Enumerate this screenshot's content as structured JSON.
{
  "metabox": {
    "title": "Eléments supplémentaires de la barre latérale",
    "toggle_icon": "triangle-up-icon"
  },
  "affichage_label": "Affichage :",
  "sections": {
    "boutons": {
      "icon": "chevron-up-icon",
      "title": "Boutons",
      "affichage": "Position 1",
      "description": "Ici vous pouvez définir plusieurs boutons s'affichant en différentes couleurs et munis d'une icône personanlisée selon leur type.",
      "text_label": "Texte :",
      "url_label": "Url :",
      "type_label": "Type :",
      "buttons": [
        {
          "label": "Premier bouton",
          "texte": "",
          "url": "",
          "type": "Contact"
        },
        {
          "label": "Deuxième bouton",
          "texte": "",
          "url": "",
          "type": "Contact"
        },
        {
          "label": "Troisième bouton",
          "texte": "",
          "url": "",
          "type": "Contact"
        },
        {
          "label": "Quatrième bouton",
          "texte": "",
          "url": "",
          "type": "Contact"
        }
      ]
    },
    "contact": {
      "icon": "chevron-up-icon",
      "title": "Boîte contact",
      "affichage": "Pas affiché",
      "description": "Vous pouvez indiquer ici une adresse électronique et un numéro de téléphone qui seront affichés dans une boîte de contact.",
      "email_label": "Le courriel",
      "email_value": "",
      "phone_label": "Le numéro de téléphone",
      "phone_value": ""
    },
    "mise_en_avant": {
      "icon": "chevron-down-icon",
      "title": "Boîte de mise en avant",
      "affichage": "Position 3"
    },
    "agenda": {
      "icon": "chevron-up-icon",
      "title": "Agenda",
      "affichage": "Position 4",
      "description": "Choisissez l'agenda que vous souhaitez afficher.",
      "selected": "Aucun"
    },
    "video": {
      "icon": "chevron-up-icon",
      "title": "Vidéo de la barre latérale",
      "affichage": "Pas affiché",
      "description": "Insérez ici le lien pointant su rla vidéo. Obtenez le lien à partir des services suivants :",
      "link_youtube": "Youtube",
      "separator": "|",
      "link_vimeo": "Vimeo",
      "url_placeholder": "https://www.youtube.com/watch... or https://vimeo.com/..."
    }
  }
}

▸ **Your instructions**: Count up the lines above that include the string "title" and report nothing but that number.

▸ **Worked solution**: 6